Molly Sullivan (nee Murphy) can’t sit still, even when suffering from cracked ribs and a concussion, sustained when a train on the Ninth Avenue El derails, despite the fact that she now is a mother of a lively year-old boy and has promised to stop being a detective. Regardless of all the impediments, she still has a lively, inquisitive mind, and when a serial killer stumps her husband, Captain Daniel Sullivan, from catching the killer after months of trying, Molly undertakes to uncover a few facts. The case involves a series of murders of apparently unrelated victims throughout various locations in the city. This gives the author a chance to describe early 20th century New York City, from the borough Brooklyn to the Murray Hill neighborhood, not to mention a very distant memory when there were elevated trans in Little Old New York as Molly, sometimes in pain, travels from scene to scene in an effort to find a link between the victims. At the same time, another element of the period is introduced to pique the reader’s interest. Molly’s neighbors and friends, Sid and Gus, have just arrived back from Vienna, Gus having “studied” with Freud and now enamored with the interpretation of dreams (thus the title), and the daughter of two of the victims apparently has a recurring dream which might help solve the crime. Not to mention, Molly also has a recurring dream. But that’s another story. In any event, this novel, the 14th in the series, is not only an excellent crime story, but, as usual, an interesting look at an historical period of what was to become the Big Apple, as well as Molly’s development as a character, her relationship with her husband and her growth as a person. Recommended.
Nancy0708 More than 1 year ago
For four months Captain Daniel Sullivan has been receiving notes from a murderer taunting him with the murders. Then when his wife Molly is hurt in an accident he believes that perhaps she is the next intended victim. The clock is ticking and Daniel needs to solve these murders to save his job and keep his family safe. Then an injured Molly starts her own investigation . Set in 1905 New York City this is the 14th Molly Murphy Mystery and as all the others it is a great historical mystery.
Anonymous More than 1 year ago
Carstairs38 More than 1 year ago

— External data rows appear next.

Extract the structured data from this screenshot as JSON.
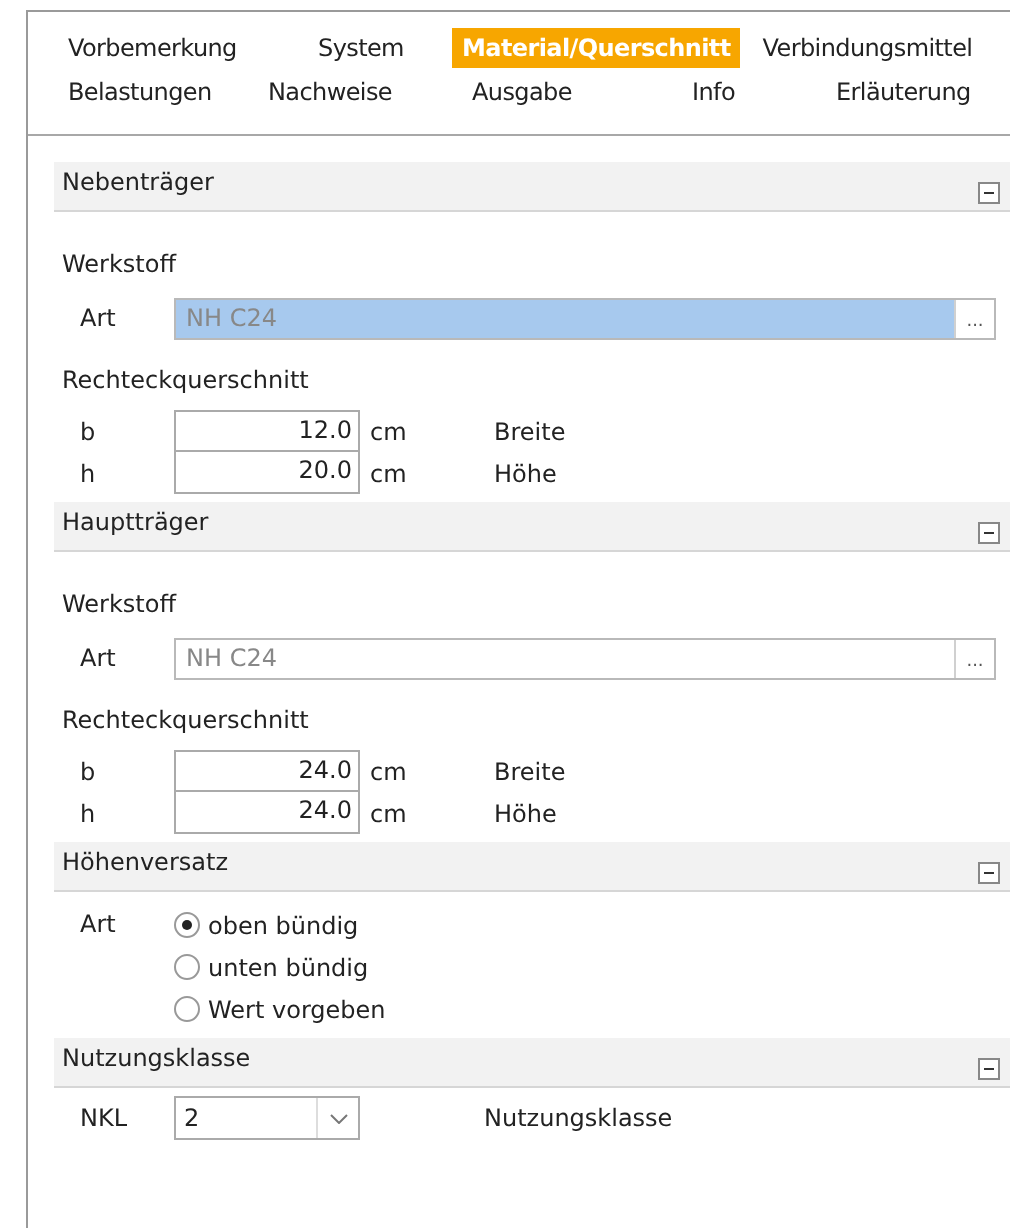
{
  "tabs": [
    [
      {
        "label": "Vorbemerkung",
        "selected": false
      },
      {
        "label": "System",
        "selected": false
      },
      {
        "label": "Material/Querschnitt",
        "selected": true
      },
      {
        "label": "Verbindungsmittel",
        "selected": false
      }
    ],
    [
      {
        "label": "Belastungen",
        "selected": false
      },
      {
        "label": "Nachweise",
        "selected": false
      },
      {
        "label": "Ausgabe",
        "selected": false
      },
      {
        "label": "Info",
        "selected": false
      },
      {
        "label": "Erläuterung",
        "selected": false
      }
    ]
  ],
  "sections": [
    {
      "title": "Nebenträger",
      "expanded": true,
      "items": [
        {
          "kind": "group",
          "label": "Werkstoff"
        },
        {
          "kind": "material",
          "label": "Art",
          "value": "NH C24",
          "selected": true,
          "button": "..."
        },
        {
          "kind": "group",
          "label": "Rechteckquerschnitt"
        },
        {
          "kind": "dimension",
          "label": "b",
          "value": "12.0",
          "unit": "cm",
          "description": "Breite"
        },
        {
          "kind": "dimension",
          "label": "h",
          "value": "20.0",
          "unit": "cm",
          "description": "Höhe"
        }
      ]
    },
    {
      "title": "Hauptträger",
      "expanded": true,
      "items": [
        {
          "kind": "group",
          "label": "Werkstoff"
        },
        {
          "kind": "material",
          "label": "Art",
          "value": "NH C24",
          "selected": false,
          "button": "..."
        },
        {
          "kind": "group",
          "label": "Rechteckquerschnitt"
        },
        {
          "kind": "dimension",
          "label": "b",
          "value": "24.0",
          "unit": "cm",
          "description": "Breite"
        },
        {
          "kind": "dimension",
          "label": "h",
          "value": "24.0",
          "unit": "cm",
          "description": "Höhe"
        }
      ]
    },
    {
      "title": "Höhenversatz",
      "expanded": true,
      "items": [
        {
          "kind": "radio",
          "label": "Art",
          "options": [
            {
              "label": "oben bündig",
              "selected": true
            },
            {
              "label": "unten bündig",
              "selected": false
            },
            {
              "label": "Wert vorgeben",
              "selected": false
            }
          ]
        }
      ]
    },
    {
      "title": "Nutzungsklasse",
      "expanded": true,
      "items": [
        {
          "kind": "select",
          "label": "NKL",
          "value": "2",
          "description": "Nutzungsklasse"
        }
      ]
    }
  ]
}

Could a Girl’s Dreams Hold a Clue?   Life is coming back together for Molly.  Her husband Daniel has been working hard on rebuilding their home which was burned in a fire in the spring.  They are almost ready to move back in, and Molly is heading there one day with their son Liam when the elevated train they are riding on has an accident and derails.  Worse yet, Daniel thinks it ties in to a case he’s been working on stretching back months.  This case involves a series of unrelated murders, and he fears that Molly might have been the target of what the killer is claiming wasn’t really an accident.   Meanwhile, Molly’s friends and neighbors Sid and Gus have returned from Vienna where Gus was studying with Dr. Freud and learning his radical new interpretation of dreams.  As a result, Gus is asked to help with a young girl who survived a fire that destroyed her family’s home and killed her parents.  Naturally, Gus asks Molly to get involved as well.  Can Gus figure out what the girl’s dreams mean?  Can Molly help Daniel on his case behind the scenes while also helping Gus with this girl?   Once again, we are transported back to 1905 New York City in full detail.  I always feel like I am walking down the street with Molly, and I love it.  But the details only add to another interesting story, never getting in the way of it.  The plot is engrossing from the beginning, and I couldn’t read fast enough to see how Molly would solve everything.  I truly love spending time with these characters and it was wonderful to see them again.  The new characters are just as interesting and help carry the story.   If you are looking for a great historical mystery, this series is for you.  It’s a very entertaining time machine to another time and place.   NOTE: I was sent an ARC of the book in exchange for my honest review.